**Exercise requirements**: In the entries below, how many lines contain the word "book"? State the number and nothing more.

[Dataset rows describing interfaces]

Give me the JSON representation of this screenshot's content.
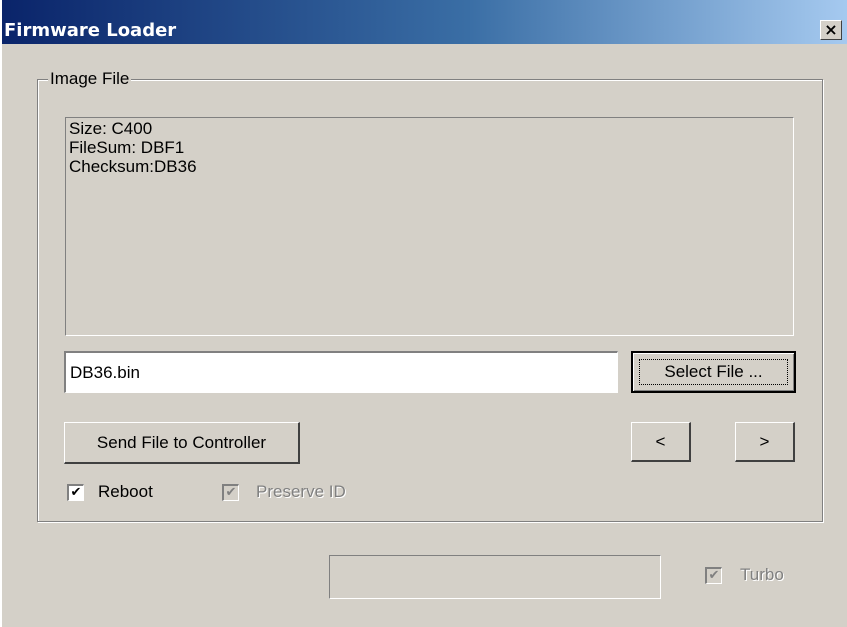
{
  "window": {
    "title": "Firmware Loader",
    "close_glyph": "×"
  },
  "image_file_group": {
    "label": "Image File",
    "info_lines": [
      "Size: C400",
      "FileSum: DBF1",
      "Checksum:DB36"
    ],
    "file_name_value": "DB36.bin",
    "select_file_label": "Select File ...",
    "send_file_label": "Send File to Controller",
    "prev_label": "<",
    "next_label": ">",
    "reboot": {
      "label": "Reboot",
      "checked": true,
      "enabled": true,
      "mark": "✔"
    },
    "preserve_id": {
      "label": "Preserve ID",
      "checked": true,
      "enabled": false,
      "mark": "✔"
    }
  },
  "footer": {
    "progress_fraction": 0,
    "turbo": {
      "label": "Turbo",
      "checked": true,
      "enabled": false,
      "mark": "✔"
    }
  },
  "colors": {
    "face": "#d4d0c8",
    "title_start": "#0a246a",
    "title_end": "#a6caf0"
  }
}
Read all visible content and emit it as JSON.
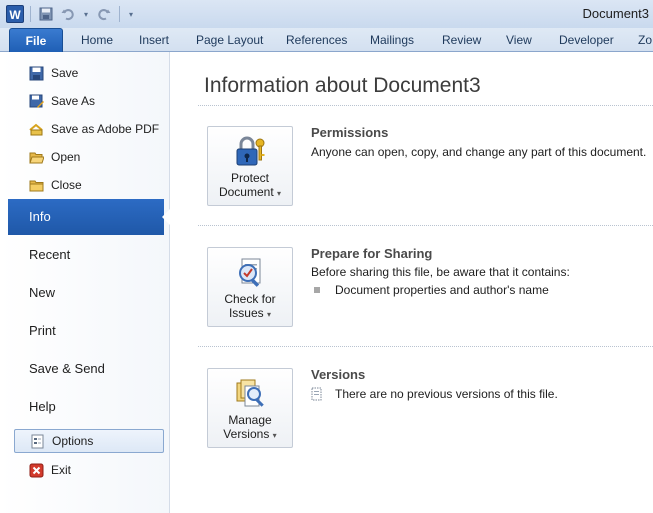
{
  "window": {
    "title": "Document3",
    "app_icon_letter": "W"
  },
  "quick_access": [
    {
      "name": "save-icon"
    },
    {
      "name": "undo-icon"
    },
    {
      "name": "redo-icon"
    },
    {
      "name": "customize-qat-icon"
    }
  ],
  "ribbon": {
    "file_tab": "File",
    "tabs": [
      "Home",
      "Insert",
      "Page Layout",
      "References",
      "Mailings",
      "Review",
      "View",
      "Developer",
      "Zo"
    ]
  },
  "nav": {
    "commands_top": [
      {
        "label": "Save",
        "icon": "save-icon"
      },
      {
        "label": "Save As",
        "icon": "save-as-icon"
      },
      {
        "label": "Save as Adobe PDF",
        "icon": "adobe-pdf-icon"
      },
      {
        "label": "Open",
        "icon": "open-folder-icon"
      },
      {
        "label": "Close",
        "icon": "close-folder-icon"
      }
    ],
    "tabs": [
      "Info",
      "Recent",
      "New",
      "Print",
      "Save & Send",
      "Help"
    ],
    "active_tab": "Info",
    "options": "Options",
    "exit": "Exit"
  },
  "info": {
    "heading": "Information about Document3",
    "permissions": {
      "button_line1": "Protect",
      "button_line2": "Document",
      "title": "Permissions",
      "text": "Anyone can open, copy, and change any part of this document."
    },
    "sharing": {
      "button_line1": "Check for",
      "button_line2": "Issues",
      "title": "Prepare for Sharing",
      "text": "Before sharing this file, be aware that it contains:",
      "bullet": "Document properties and author's name"
    },
    "versions": {
      "button_line1": "Manage",
      "button_line2": "Versions",
      "title": "Versions",
      "text": "There are no previous versions of this file."
    }
  },
  "colors": {
    "accent": "#1f58a8",
    "ribbon_bg": "#d3e0f0"
  }
}
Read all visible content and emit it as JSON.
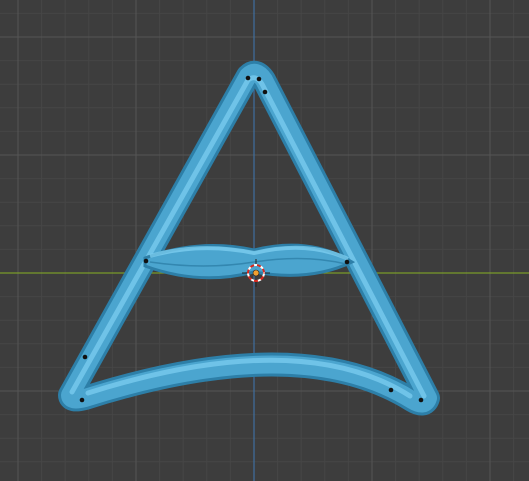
{
  "viewport": {
    "background": "#3d3d3d",
    "grid_minor_color": "#464646",
    "grid_major_color": "#555555",
    "x_axis_color": "#7a9a2a",
    "y_axis_color": "#3f6f9f"
  },
  "object": {
    "shape": "curved-triangle-tube",
    "color": "#4ba5cf",
    "highlight_color": "#7fd0f2",
    "shadow_color": "#2d7fa8",
    "vertex_color": "#111111"
  },
  "cursor": {
    "icon": "3d-cursor-icon",
    "ring_colors": [
      "#ffffff",
      "#d9281e"
    ]
  },
  "origin": {
    "icon": "origin-point-icon",
    "color": "#f0a030"
  }
}
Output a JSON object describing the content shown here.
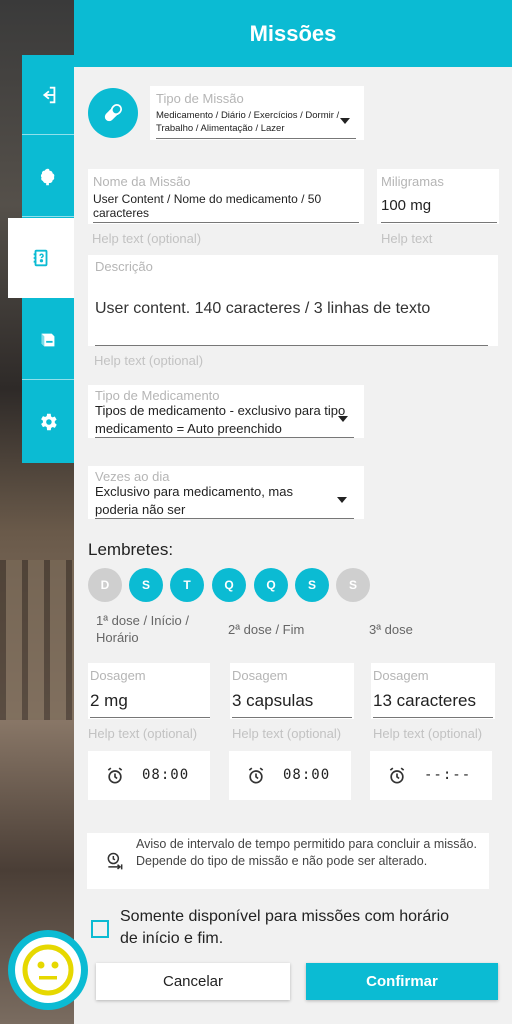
{
  "header": {
    "title": "Missões"
  },
  "colors": {
    "accent": "#0bbbd3",
    "panel": "#f1f1f1",
    "inactive_day": "#cfcfcf",
    "avatar_face": "#e6d800"
  },
  "sidenav": {
    "items": [
      {
        "icon": "exit-icon",
        "active": false
      },
      {
        "icon": "brain-icon",
        "active": false
      },
      {
        "icon": "mission-book-icon",
        "active": true
      },
      {
        "icon": "stack-book-icon",
        "active": false
      },
      {
        "icon": "gear-icon",
        "active": false
      }
    ]
  },
  "form": {
    "tipo_missao": {
      "label": "Tipo de Missão",
      "value": "Medicamento / Diário / Exercícios / Dormir / Trabalho / Alimentação / Lazer",
      "icon": "pill-icon"
    },
    "nome_missao": {
      "label": "Nome da Missão",
      "value": "User Content / Nome do medicamento / 50 caracteres",
      "help": "Help text (optional)"
    },
    "miligramas": {
      "label": "Miligramas",
      "value": "100 mg",
      "help": "Help text"
    },
    "descricao": {
      "label": "Descrição",
      "value": "User content. 140 caracteres / 3 linhas de texto",
      "help": "Help text (optional)"
    },
    "tipo_medicamento": {
      "label": "Tipo de Medicamento",
      "value": "Tipos de medicamento - exclusivo para tipo medicamento = Auto preenchido"
    },
    "vezes_dia": {
      "label": "Vezes ao dia",
      "value": "Exclusivo para medicamento, mas poderia não ser"
    }
  },
  "lembretes": {
    "label": "Lembretes:",
    "days": [
      {
        "letter": "D",
        "active": false
      },
      {
        "letter": "S",
        "active": true
      },
      {
        "letter": "T",
        "active": true
      },
      {
        "letter": "Q",
        "active": true
      },
      {
        "letter": "Q",
        "active": true
      },
      {
        "letter": "S",
        "active": true
      },
      {
        "letter": "S",
        "active": false
      }
    ]
  },
  "doses": [
    {
      "title": "1ª dose / Início / Horário",
      "dosagem_label": "Dosagem",
      "dosagem_value": "2 mg",
      "help": "Help text (optional)",
      "time": "08:00"
    },
    {
      "title": "2ª dose / Fim",
      "dosagem_label": "Dosagem",
      "dosagem_value": "3 capsulas",
      "help": "Help text (optional)",
      "time": "08:00"
    },
    {
      "title": "3ª dose",
      "dosagem_label": "Dosagem",
      "dosagem_value": "13 caracteres",
      "help": "Help text (optional)",
      "time": "--:--"
    }
  ],
  "notice": {
    "text": "Aviso de intervalo de tempo permitido para concluir a missão. Depende do tipo de missão e não pode ser alterado.",
    "icon": "clock-interval-icon"
  },
  "checkbox": {
    "label": "Somente disponível para missões com horário de início e fim.",
    "checked": false
  },
  "buttons": {
    "cancel": "Cancelar",
    "confirm": "Confirmar"
  },
  "avatar": {
    "icon": "neutral-face-icon"
  }
}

**Output of the exercise**: 2